Posted on July 24, 2013, Phil Hornshaw The Raven: Legacy of a Master Thief Chapter 1 Review
Creating a deep and intriguing mystery is tough in any medium, but video games have a leg up — they let you do the investigating, and the best mysteries let you discover clues that add up slowly to a bigger picture, without just sending you along to the next info-dumping cutscene.

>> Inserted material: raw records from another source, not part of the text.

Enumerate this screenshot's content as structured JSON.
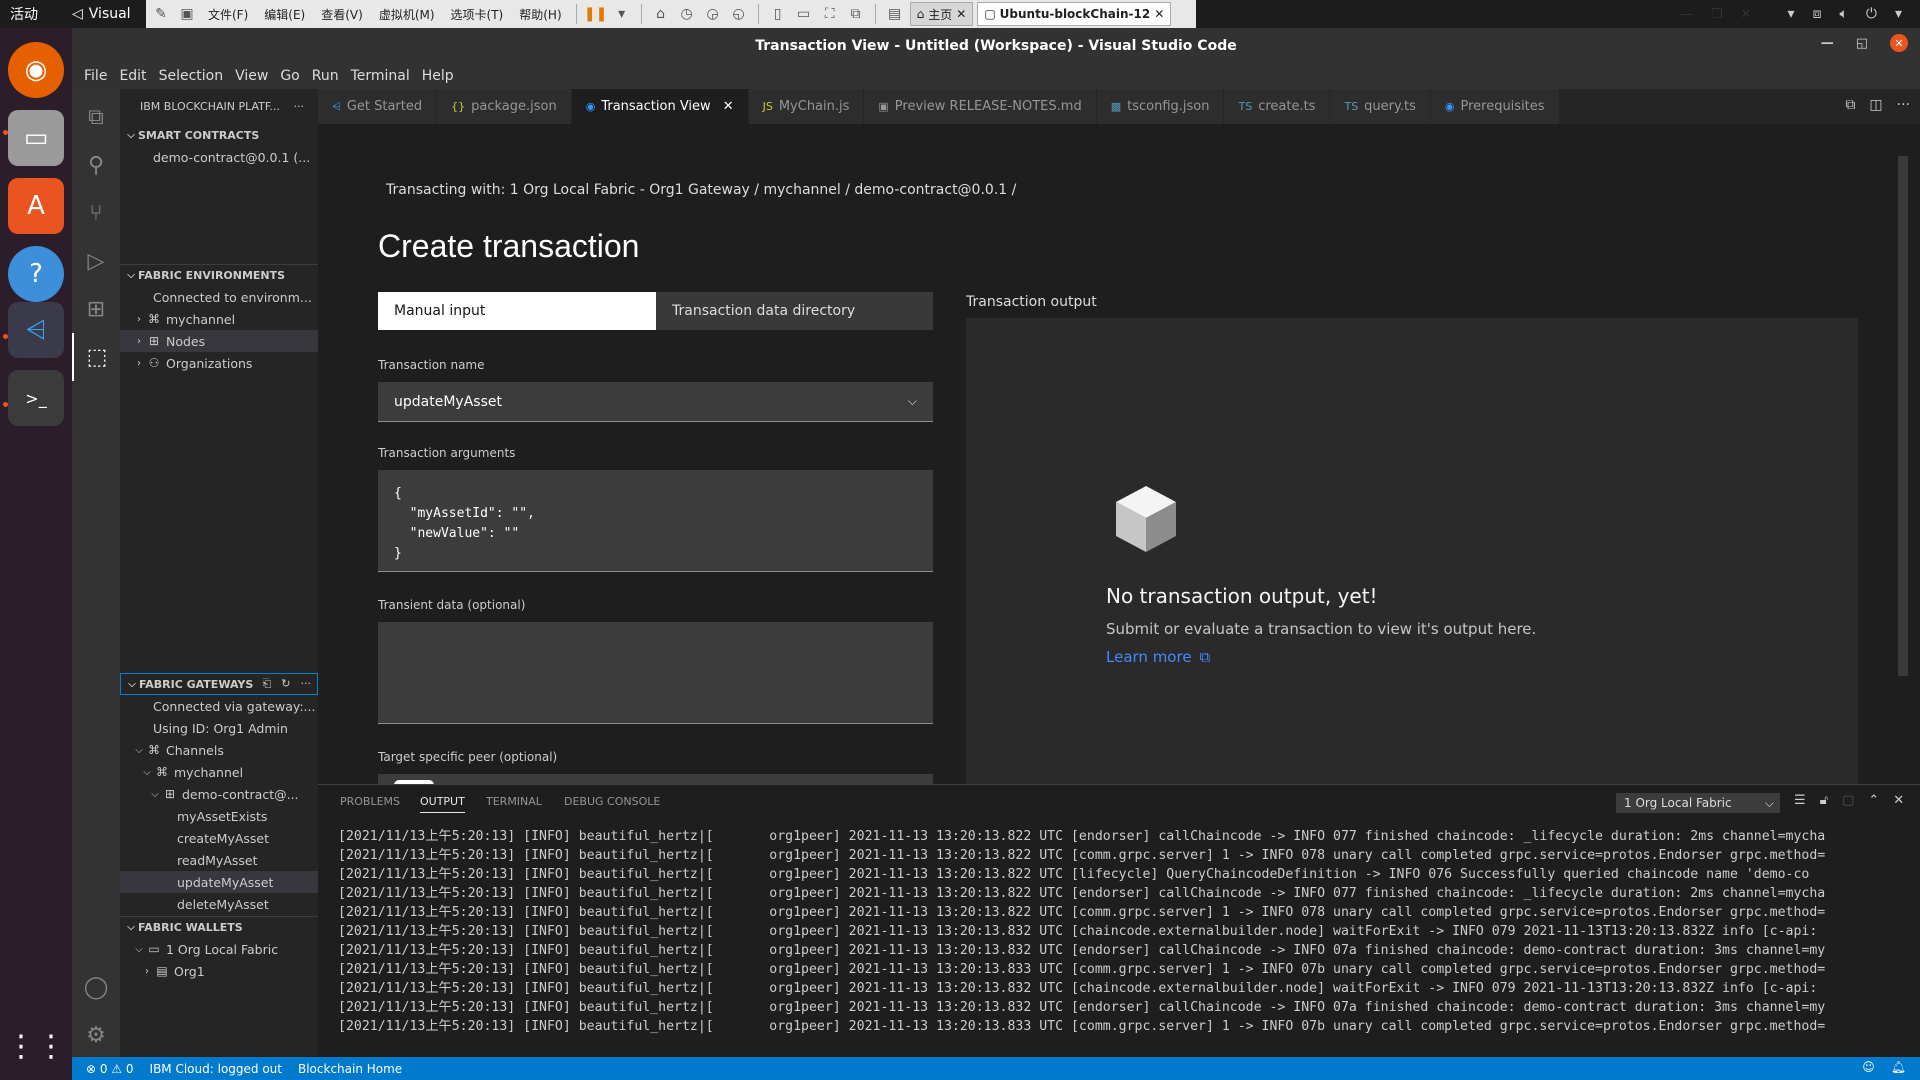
{
  "system": {
    "activities": "活动",
    "app_short": "Visual",
    "vm_menu": [
      "文件(F)",
      "编辑(E)",
      "查看(V)",
      "虚拟机(M)",
      "选项卡(T)",
      "帮助(H)"
    ],
    "vm_tabs": [
      {
        "label": "主页",
        "active": false
      },
      {
        "label": "Ubuntu-blockChain-12",
        "active": true
      }
    ]
  },
  "window": {
    "title": "Transaction View - Untitled (Workspace) - Visual Studio Code",
    "menu": [
      "File",
      "Edit",
      "Selection",
      "View",
      "Go",
      "Run",
      "Terminal",
      "Help"
    ]
  },
  "sidebar": {
    "title": "IBM BLOCKCHAIN PLATF...",
    "smart_contracts": {
      "header": "SMART CONTRACTS",
      "items": [
        "demo-contract@0.0.1 (..."
      ]
    },
    "fabric_environments": {
      "header": "FABRIC ENVIRONMENTS",
      "connected": "Connected to environm...",
      "items": [
        "mychannel",
        "Nodes",
        "Organizations"
      ]
    },
    "fabric_gateways": {
      "header": "FABRIC GATEWAYS",
      "connected": "Connected via gateway:...",
      "using_id": "Using ID: Org1 Admin",
      "channels": "Channels",
      "channel": "mychannel",
      "contract": "demo-contract@...",
      "transactions": [
        "myAssetExists",
        "createMyAsset",
        "readMyAsset",
        "updateMyAsset",
        "deleteMyAsset"
      ]
    },
    "fabric_wallets": {
      "header": "FABRIC WALLETS",
      "wallet": "1 Org Local Fabric",
      "org": "Org1"
    }
  },
  "tabs": [
    {
      "label": "Get Started",
      "icon": "vscode-icon",
      "active": false
    },
    {
      "label": "package.json",
      "icon": "json-icon",
      "active": false
    },
    {
      "label": "Transaction View",
      "icon": "blockchain-icon",
      "active": true
    },
    {
      "label": "MyChain.js",
      "icon": "js-icon",
      "active": false
    },
    {
      "label": "Preview RELEASE-NOTES.md",
      "icon": "preview-icon",
      "active": false
    },
    {
      "label": "tsconfig.json",
      "icon": "tsconfig-icon",
      "active": false
    },
    {
      "label": "create.ts",
      "icon": "ts-icon",
      "active": false
    },
    {
      "label": "query.ts",
      "icon": "ts-icon",
      "active": false
    },
    {
      "label": "Prerequisites",
      "icon": "blockchain-icon",
      "active": false
    }
  ],
  "editor": {
    "breadcrumb": "Transacting with: 1 Org Local Fabric - Org1 Gateway  /  mychannel  /  demo-contract@0.0.1  /",
    "heading": "Create transaction",
    "seg_manual": "Manual input",
    "seg_directory": "Transaction data directory",
    "tx_name_label": "Transaction name",
    "tx_name_value": "updateMyAsset",
    "tx_args_label": "Transaction arguments",
    "tx_args_value": "{\n  \"myAssetId\": \"\",\n  \"newValue\": \"\"\n}",
    "transient_label": "Transient data (optional)",
    "transient_value": "",
    "target_peer_label": "Target specific peer (optional)",
    "output_title": "Transaction output",
    "no_output_title": "No transaction output, yet!",
    "no_output_desc": "Submit or evaluate a transaction to view it's output here.",
    "learn_more": "Learn more"
  },
  "panel": {
    "tabs": [
      "PROBLEMS",
      "OUTPUT",
      "TERMINAL",
      "DEBUG CONSOLE"
    ],
    "active_tab": "OUTPUT",
    "channel_select": "1 Org Local Fabric",
    "log": [
      "[2021/11/13上午5:20:13] [INFO] beautiful_hertz|[       org1peer] 2021-11-13 13:20:13.822 UTC [endorser] callChaincode -> INFO 077 finished chaincode: _lifecycle duration: 2ms channel=mycha",
      "[2021/11/13上午5:20:13] [INFO] beautiful_hertz|[       org1peer] 2021-11-13 13:20:13.822 UTC [comm.grpc.server] 1 -> INFO 078 unary call completed grpc.service=protos.Endorser grpc.method=",
      "[2021/11/13上午5:20:13] [INFO] beautiful_hertz|[       org1peer] 2021-11-13 13:20:13.822 UTC [lifecycle] QueryChaincodeDefinition -> INFO 076 Successfully queried chaincode name 'demo-co",
      "[2021/11/13上午5:20:13] [INFO] beautiful_hertz|[       org1peer] 2021-11-13 13:20:13.822 UTC [endorser] callChaincode -> INFO 077 finished chaincode: _lifecycle duration: 2ms channel=mycha",
      "[2021/11/13上午5:20:13] [INFO] beautiful_hertz|[       org1peer] 2021-11-13 13:20:13.822 UTC [comm.grpc.server] 1 -> INFO 078 unary call completed grpc.service=protos.Endorser grpc.method=",
      "[2021/11/13上午5:20:13] [INFO] beautiful_hertz|[       org1peer] 2021-11-13 13:20:13.832 UTC [chaincode.externalbuilder.node] waitForExit -> INFO 079 2021-11-13T13:20:13.832Z info [c-api:",
      "[2021/11/13上午5:20:13] [INFO] beautiful_hertz|[       org1peer] 2021-11-13 13:20:13.832 UTC [endorser] callChaincode -> INFO 07a finished chaincode: demo-contract duration: 3ms channel=my",
      "[2021/11/13上午5:20:13] [INFO] beautiful_hertz|[       org1peer] 2021-11-13 13:20:13.833 UTC [comm.grpc.server] 1 -> INFO 07b unary call completed grpc.service=protos.Endorser grpc.method=",
      "[2021/11/13上午5:20:13] [INFO] beautiful_hertz|[       org1peer] 2021-11-13 13:20:13.832 UTC [chaincode.externalbuilder.node] waitForExit -> INFO 079 2021-11-13T13:20:13.832Z info [c-api:",
      "[2021/11/13上午5:20:13] [INFO] beautiful_hertz|[       org1peer] 2021-11-13 13:20:13.832 UTC [endorser] callChaincode -> INFO 07a finished chaincode: demo-contract duration: 3ms channel=my",
      "[2021/11/13上午5:20:13] [INFO] beautiful_hertz|[       org1peer] 2021-11-13 13:20:13.833 UTC [comm.grpc.server] 1 -> INFO 07b unary call completed grpc.service=protos.Endorser grpc.method="
    ]
  },
  "statusbar": {
    "problems": "⊗ 0 ⚠ 0",
    "ibm_cloud": "IBM Cloud: logged out",
    "blockchain_home": "Blockchain Home"
  }
}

It’s that feeling of uncovering secrets and completing the story at the scene of the crime that makes the first chapter of point-and-click adventure title The Raven: Legacy of a Master Thief work well, especially in its later hours. Successfully creating a whodunit of any sort is a challenge, but The Raven manages to litter the way with clues for its intrepid investigator protagonist, while still successfully obscuring the bigger picture. While it’s smaller puzzles and moment-to-moment gameplay might not always be as compelling, the larger story is smart enough to keep the whole thing moving and to keep players engrossed.
The first of three chapters of The Raven left me wishing it was time to start the second. It manages to create a fairly gripping mystery with a mix of shady, mildly comedic and earnest characters. While The Raven has a few troubles with little things like pathing, and skews a bit easy in terms of puzzles, it mostly functions as a lighthearted story that’s covered in carbon-dusted Agatha Christie-inspired fingerprints.

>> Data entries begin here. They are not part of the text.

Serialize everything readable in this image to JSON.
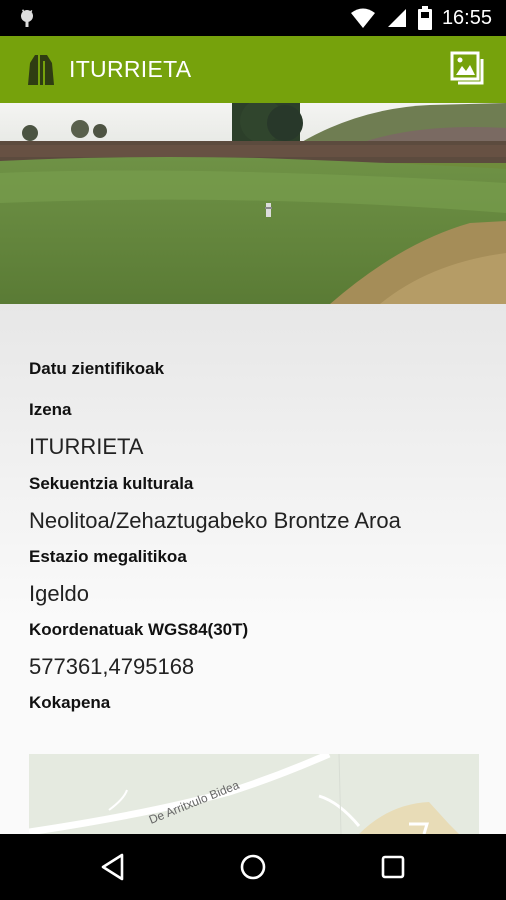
{
  "status_bar": {
    "time": "16:55",
    "icons": [
      "android-icon",
      "wifi-icon",
      "signal-icon",
      "battery-icon"
    ]
  },
  "app_bar": {
    "title": "ITURRIETA",
    "logo_icon": "monument-icon",
    "action_icon": "gallery-icon",
    "color": "#76a20c"
  },
  "details": {
    "section_title": "Datu zientifikoak",
    "fields": [
      {
        "label": "Izena",
        "value": "ITURRIETA"
      },
      {
        "label": "Sekuentzia kulturala",
        "value": "Neolitoa/Zehaztugabeko Brontze Aroa"
      },
      {
        "label": "Estazio megalitikoa",
        "value": "Igeldo"
      },
      {
        "label": "Koordenatuak WGS84(30T)",
        "value": "577361,4795168"
      },
      {
        "label": "Kokapena",
        "value": ""
      }
    ]
  },
  "map": {
    "road_label": "De Arritxulo Bidea"
  },
  "nav_bar": {
    "buttons": [
      "back-icon",
      "home-icon",
      "recents-icon"
    ]
  }
}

The Raven: Legacy of a Master Thief: Chapter 1
Platforms: PC (reviewed), Mac, Linux
Developer: KING Art
Publisher: Nordic Games
Released: July 23, 2013
MSRP: $24.99 (includes all three episodes)
The Raven is a master thief who has plagued Europe for years, but some time ago, he was shot to death during an encounter with the French detective who had been hunting him. After years of the Raven having been thought dead, his calling card has started popping up at major burglaries have started to crop up all over Europe. The latest of these crimes is one of a pair of Eyes of the Sphinx, which the Raven stole from the British Museum.
The remaining Eye of the Sphinx is being transported to Cairo for a display, and the famous Raven hunter Inspector Legrande believes this New Raven will make a play for it. The plan is to trap him and expose him when the New Raven makes an attempt on the jewel as it’s being transported across Europe on the Orient Express, and it’s here that the game’s protagonist, Swedish Constable Zellner, gets mixed up with the mystery.
It’s clear from the outset that The Raven is highly influenced by mystery fiction, much to its benefit. Zellner is a would-be detective eager to prove himself, despite being around 55 and not in the best shape, but he’s a perfect character to carry the story of the first chapter. He’s intrigued by the case as much as anyone, and the game supports his search for a chance to prove himself and his excited investigative undertakings with a fairly bright take on some potentially dark criminal proceedings. There’s a mixture of realism and whimsy that really serves the game well — as mentioned, it’s clear the works of Agatha Christie are a huge inspiration, and a character who ostensibly represents an in-game version of Christie plays a big role in the story. Zellner, it’s pretty obvious, is a stand-in for those lightly comical detectives such as Christie’s Hercule Poirot, or maybe Peter Falk’s Columbo, as I pointed out during my time with the preview build of the game.
That makes Zellner a great character for Chapter 1 to hang on. He’s fun and intelligent, as well as earnest and even a bit naive and nerdy. An off-handed bit of exposition about his acting method in his community theater troop (“I don’t just talk like my characters, I try to think like them,”) reveals just how small-time and normal he is. It’s a refreshing tone for a game to convey, and The Raven conveys it pretty perfectly.